For the past several years, it was typical for me to have one or two periodontal pockets of 7 and several of 6. These are borderline-problem values. This time I had only one 6, and my dentist commented that my soft tissue "was more improved than over any six month period" that he had been seeing me. He advised me to "keep doing whatever it is you are doing" as it seemed to be working well. The only thing I could think of that I had done differently was to adopt the Reliv nutritional program.

Its a very pleasant and empowering feeling to get these kinds of results. I'd never seen anything like them before. I certainly don't think Reliv makes any sort of "miracle product". Just basic, complete, optimum nutrition. I don't make any claims that there are no other products available that might do the same thing. But based on the results I have gotten, results I can feel and measure, I plan to be taking Reliv products for a very long time.

Thursday, September 17, 2009

Welcome, and Thanks for Stopping By

In his wonderful book about building "a lifelong community of colleagues, contacts, friends and mentors", Never Eat Alone, networking guru Keith Ferrazzi suggests that there are really only three things that most people sincerely care about. He then identifies these as: their Health and the Health of the people they care about; their Wealth, at least to the extent of providing financial security; and the Time to be with those they love while pursuing their real passions. This resonated with me, but at 57 years old, I realized that I was not doing very well by this standard.

My health was generally pretty good, but trending in the wrong direction in many ways. I was carrying an extra 10 pounds, my blood pressure and blood sugar levels were slowly moving up out of the normal range, and my dentist kept warning me about my impending periodontal meltdown. I also knew I that I had inherited some risky genes. Cancer, cardiovascular disease, diabetes, Altzheimers..... if there was a way to die of it someone in my family had. So while I wasn't dealing with any immediate health problems, I didn't see any reason for confident complacency.

My wealth was circling the drain. After a disastrous, savings-draining three year entrepreneurial fiasco, I started a business in 2006 working with small businesses to help them improve their hiring results, employee retention and performance. Just as the world economy slid into the worst recession in decades and companies started to shed jobs like autumn trees did leaves may not have been the best time to start a business focused on helping companies add good employees. My previous venture left me with almost no financial cushion at all, and no matter how hard I worked and how much time I devoted to the new business my savings was slowly evaporating. I didn't even consciously realize just how much financial pressure I was under until I found myself seriously contemplating selling my most prized possession - my 1978 Cessna 172XP.

My time was spent trying to work more, and harder. Even if I had any "free" time, I didn't have the money to do anything with it. No eating out. No vacations. No flying. Postponing any purchase not urgently needed. Delaying care and maintenance on my aging home.

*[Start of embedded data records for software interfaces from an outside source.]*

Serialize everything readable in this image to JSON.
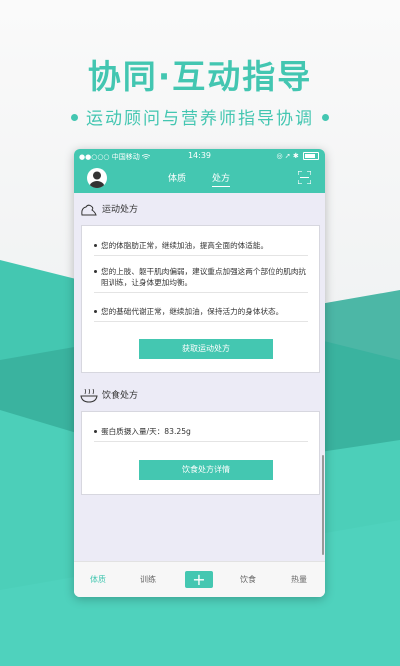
{
  "promo": {
    "headline": "协同·互动指导",
    "subline": "运动顾问与营养师指导协调",
    "accent_color": "#43c6b1"
  },
  "status_bar": {
    "carrier": "●●○○○ 中国移动",
    "wifi_icon": "wifi-icon",
    "time": "14:39",
    "right_icons": "◎ ➚ ✱"
  },
  "header": {
    "avatar_icon": "user-avatar-icon",
    "tabs": [
      {
        "label": "体质",
        "active": false
      },
      {
        "label": "处方",
        "active": true
      }
    ],
    "scan_icon": "scan-icon"
  },
  "exercise": {
    "title": "运动处方",
    "icon": "muscle-arm-icon",
    "items": [
      "您的体脂肪正常，继续加油，提高全面的体适能。",
      "您的上肢、躯干肌肉偏弱，建议重点加强这两个部位的肌肉抗阻训练，让身体更加均衡。",
      "您的基础代谢正常，继续加油，保持活力的身体状态。"
    ],
    "button_label": "获取运动处方"
  },
  "diet": {
    "title": "饮食处方",
    "icon": "food-bowl-icon",
    "items": [
      "蛋白质摄入量/天：83.25g"
    ],
    "button_label": "饮食处方详情"
  },
  "tabbar": {
    "items": [
      {
        "label": "体质",
        "active": true
      },
      {
        "label": "训练",
        "active": false
      },
      {
        "label": "+",
        "active": false
      },
      {
        "label": "饮食",
        "active": false
      },
      {
        "label": "热量",
        "active": false
      }
    ]
  }
}
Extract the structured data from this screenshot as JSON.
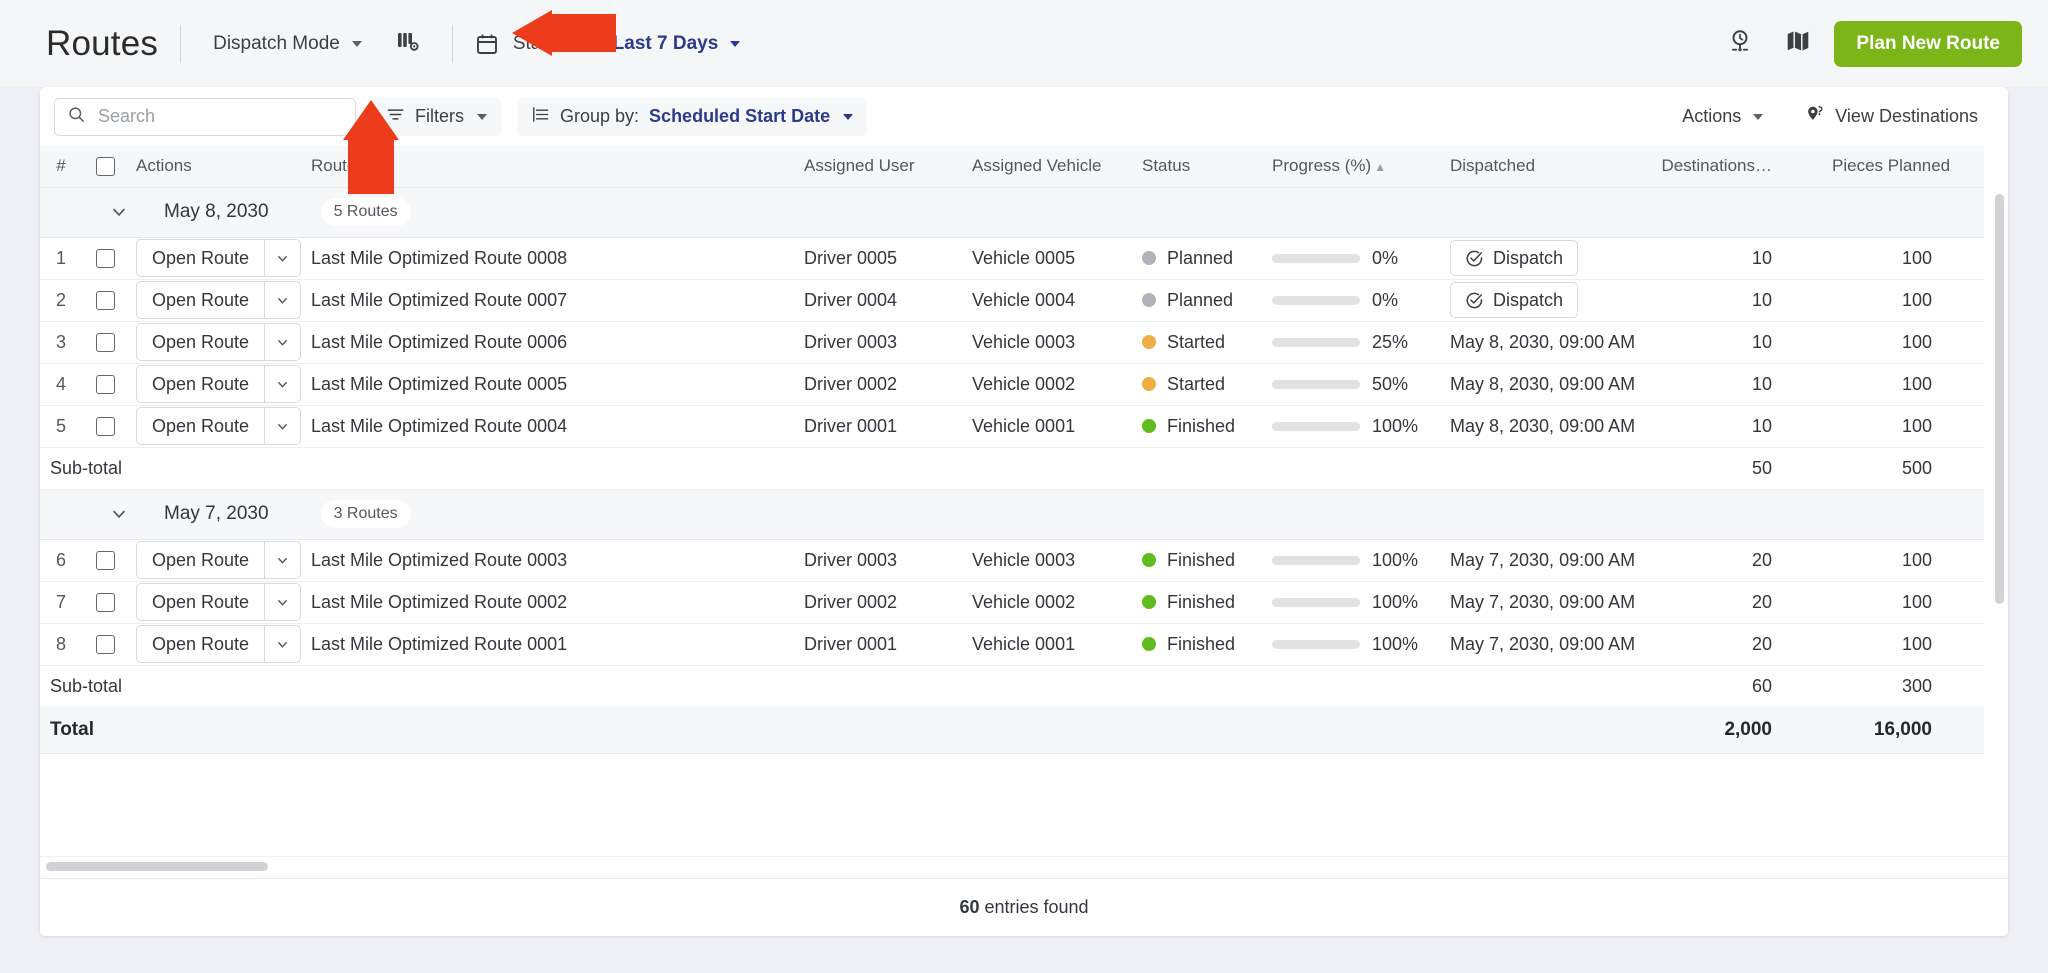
{
  "topbar": {
    "title": "Routes",
    "dispatch_mode": "Dispatch Mode",
    "columns_icon": "columns-settings-icon",
    "calendar_icon": "calendar-icon",
    "start_date_label": "Start Date:",
    "start_date_value": "Last 7 Days",
    "history_icon": "clock-pin-icon",
    "map_icon": "map-icon",
    "plan_new_route": "Plan New Route",
    "accent_green": "#7cb518",
    "link_blue": "#2a3a8c"
  },
  "toolbar": {
    "search_placeholder": "Search",
    "search_value": "",
    "search_icon": "search-icon",
    "filters_label": "Filters",
    "filters_icon": "filter-icon",
    "group_by_label": "Group by:",
    "group_by_value": "Scheduled Start Date",
    "group_by_icon": "group-list-icon",
    "actions_label": "Actions",
    "view_destinations_label": "View Destinations",
    "view_destinations_icon": "destination-pin-icon"
  },
  "table": {
    "headers": {
      "num": "#",
      "checkbox": "",
      "actions": "Actions",
      "route_name": "Route Na",
      "assigned_user": "Assigned User",
      "assigned_vehicle": "Assigned Vehicle",
      "status": "Status",
      "progress": "Progress (%)",
      "progress_sort": "▲",
      "dispatched": "Dispatched",
      "destinations": "Destinations…",
      "pieces_planned": "Pieces Planned"
    },
    "open_route_label": "Open Route",
    "dispatch_label": "Dispatch",
    "subtotal_label": "Sub-total",
    "total_label": "Total",
    "groups": [
      {
        "date": "May 8, 2030",
        "count_badge": "5 Routes",
        "rows": [
          {
            "num": "1",
            "route_name": "Last Mile Optimized Route 0008",
            "user": "Driver 0005",
            "vehicle": "Vehicle 0005",
            "status": "Planned",
            "status_color": "#b0b4ba",
            "progress": 0,
            "progress_label": "0%",
            "dispatched": "",
            "has_dispatch_button": true,
            "destinations": "10",
            "pieces": "100"
          },
          {
            "num": "2",
            "route_name": "Last Mile Optimized Route 0007",
            "user": "Driver 0004",
            "vehicle": "Vehicle 0004",
            "status": "Planned",
            "status_color": "#b0b4ba",
            "progress": 0,
            "progress_label": "0%",
            "dispatched": "",
            "has_dispatch_button": true,
            "destinations": "10",
            "pieces": "100"
          },
          {
            "num": "3",
            "route_name": "Last Mile Optimized Route 0006",
            "user": "Driver 0003",
            "vehicle": "Vehicle 0003",
            "status": "Started",
            "status_color": "#f0ac45",
            "progress": 25,
            "progress_label": "25%",
            "dispatched": "May 8, 2030, 09:00 AM",
            "has_dispatch_button": false,
            "destinations": "10",
            "pieces": "100"
          },
          {
            "num": "4",
            "route_name": "Last Mile Optimized Route 0005",
            "user": "Driver 0002",
            "vehicle": "Vehicle 0002",
            "status": "Started",
            "status_color": "#f0ac45",
            "progress": 50,
            "progress_label": "50%",
            "dispatched": "May 8, 2030, 09:00 AM",
            "has_dispatch_button": false,
            "destinations": "10",
            "pieces": "100"
          },
          {
            "num": "5",
            "route_name": "Last Mile Optimized Route 0004",
            "user": "Driver 0001",
            "vehicle": "Vehicle 0001",
            "status": "Finished",
            "status_color": "#62bb1f",
            "progress": 100,
            "progress_label": "100%",
            "dispatched": "May 8, 2030, 09:00 AM",
            "has_dispatch_button": false,
            "destinations": "10",
            "pieces": "100"
          }
        ],
        "subtotal_destinations": "50",
        "subtotal_pieces": "500"
      },
      {
        "date": "May 7, 2030",
        "count_badge": "3 Routes",
        "rows": [
          {
            "num": "6",
            "route_name": "Last Mile Optimized Route 0003",
            "user": "Driver 0003",
            "vehicle": "Vehicle 0003",
            "status": "Finished",
            "status_color": "#62bb1f",
            "progress": 100,
            "progress_label": "100%",
            "dispatched": "May 7, 2030, 09:00 AM",
            "has_dispatch_button": false,
            "destinations": "20",
            "pieces": "100"
          },
          {
            "num": "7",
            "route_name": "Last Mile Optimized Route 0002",
            "user": "Driver 0002",
            "vehicle": "Vehicle 0002",
            "status": "Finished",
            "status_color": "#62bb1f",
            "progress": 100,
            "progress_label": "100%",
            "dispatched": "May 7, 2030, 09:00 AM",
            "has_dispatch_button": false,
            "destinations": "20",
            "pieces": "100"
          },
          {
            "num": "8",
            "route_name": "Last Mile Optimized Route 0001",
            "user": "Driver 0001",
            "vehicle": "Vehicle 0001",
            "status": "Finished",
            "status_color": "#62bb1f",
            "progress": 100,
            "progress_label": "100%",
            "dispatched": "May 7, 2030, 09:00 AM",
            "has_dispatch_button": false,
            "destinations": "20",
            "pieces": "100"
          }
        ],
        "subtotal_destinations": "60",
        "subtotal_pieces": "300"
      }
    ],
    "total_destinations": "2,000",
    "total_pieces": "16,000"
  },
  "footer": {
    "entries_count": "60",
    "entries_suffix": " entries found"
  },
  "annotations": {
    "arrow_color": "#ec3c1c",
    "arrow_right_target": "start-date-filter",
    "arrow_up_target": "filters-button"
  }
}
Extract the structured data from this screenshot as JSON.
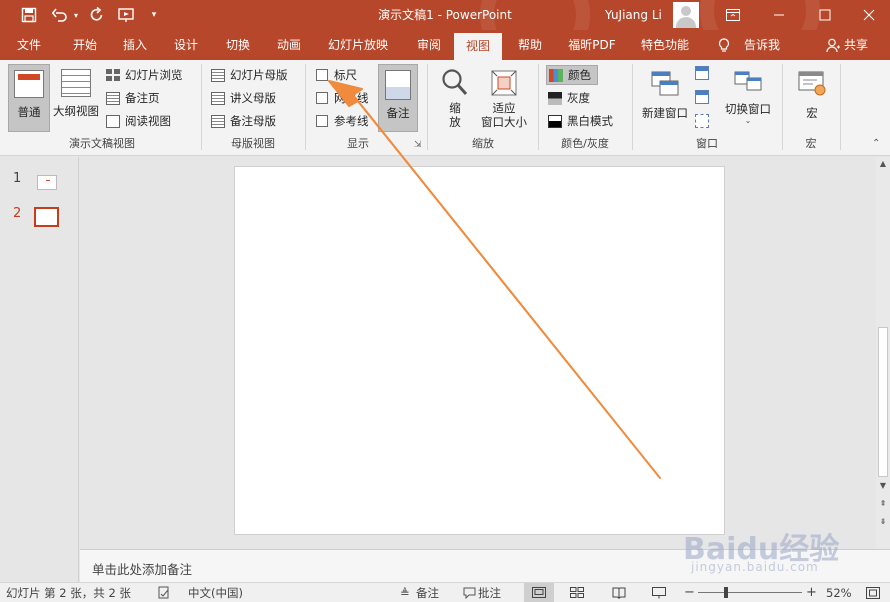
{
  "titlebar": {
    "document_title": "演示文稿1  -  PowerPoint",
    "user": "YuJiang Li",
    "more_symbol": "⋯"
  },
  "tabs": [
    {
      "label": "文件"
    },
    {
      "label": "开始"
    },
    {
      "label": "插入"
    },
    {
      "label": "设计"
    },
    {
      "label": "切换"
    },
    {
      "label": "动画"
    },
    {
      "label": "幻灯片放映"
    },
    {
      "label": "审阅"
    },
    {
      "label": "视图",
      "active": true
    },
    {
      "label": "帮助"
    },
    {
      "label": "福昕PDF"
    },
    {
      "label": "特色功能"
    }
  ],
  "tell_me": "告诉我",
  "share": "共享",
  "ribbon": {
    "presentation_views": {
      "label": "演示文稿视图",
      "normal": "普通",
      "outline": "大纲视图",
      "slide_sorter": "幻灯片浏览",
      "notes_page": "备注页",
      "reading_view": "阅读视图"
    },
    "master_views": {
      "label": "母版视图",
      "slide_master": "幻灯片母版",
      "handout_master": "讲义母版",
      "notes_master": "备注母版"
    },
    "show": {
      "label": "显示",
      "ruler": "标尺",
      "gridlines": "网格线",
      "guides": "参考线",
      "notes": "备注"
    },
    "zoom": {
      "label": "缩放",
      "zoom_line1": "缩",
      "zoom_line2": "放",
      "fit_line1": "适应",
      "fit_line2": "窗口大小"
    },
    "color": {
      "label": "颜色/灰度",
      "color": "颜色",
      "grayscale": "灰度",
      "bw": "黑白模式"
    },
    "window": {
      "label": "窗口",
      "new_window": "新建窗口",
      "switch_window": "切换窗口"
    },
    "macros": {
      "label": "宏",
      "macros": "宏"
    }
  },
  "thumbnails": [
    {
      "number": "1"
    },
    {
      "number": "2",
      "current": true
    }
  ],
  "notes_placeholder": "单击此处添加备注",
  "status": {
    "slide_info": "幻灯片 第 2 张，共 2 张",
    "language": "中文(中国)",
    "notes": "备注",
    "comments": "批注",
    "zoom_minus": "−",
    "zoom_plus": "+",
    "zoom_level": "52%",
    "zoom_fraction": 0.52
  },
  "watermark": {
    "brand": "Baidu经验",
    "url": "jingyan.baidu.com"
  },
  "colors": {
    "accent": "#b7472a",
    "annotation_arrow": "#f08a3c"
  },
  "icons": [
    "save-icon",
    "undo-icon",
    "redo-icon",
    "present-from-start-icon",
    "customize-quick-access-icon",
    "ribbon-display-options-icon",
    "minimize-icon",
    "maximize-icon",
    "close-icon",
    "lightbulb-icon",
    "share-person-icon"
  ]
}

Even the time I spent with my family and friends was shrinking - either because I could not afford to do much or maybe that I just didn't want them to see how bad things had gotten.

There is an old saying: "If you always do what you always did, you'll always get what you always got." Something had to change. And soon. And the only thing that I could change was .... me! And once I was ready, the opportunity to do so appeared as if by magic. And that brings us to my blog.

We'll be talking here about health, wellness and nutrition. About network marketing, working from home and starting over later in life. About making life fun again, and meaningful and what we want it to be. The ups and the downs. The great ideas and impressive mistakes. I don't know where this will all end up but I figure it has to be better than where I am now.

However you got here, welcome. I hope the name attracted you and that in time the content and community will bring you back. I'm looking forward to the discussion.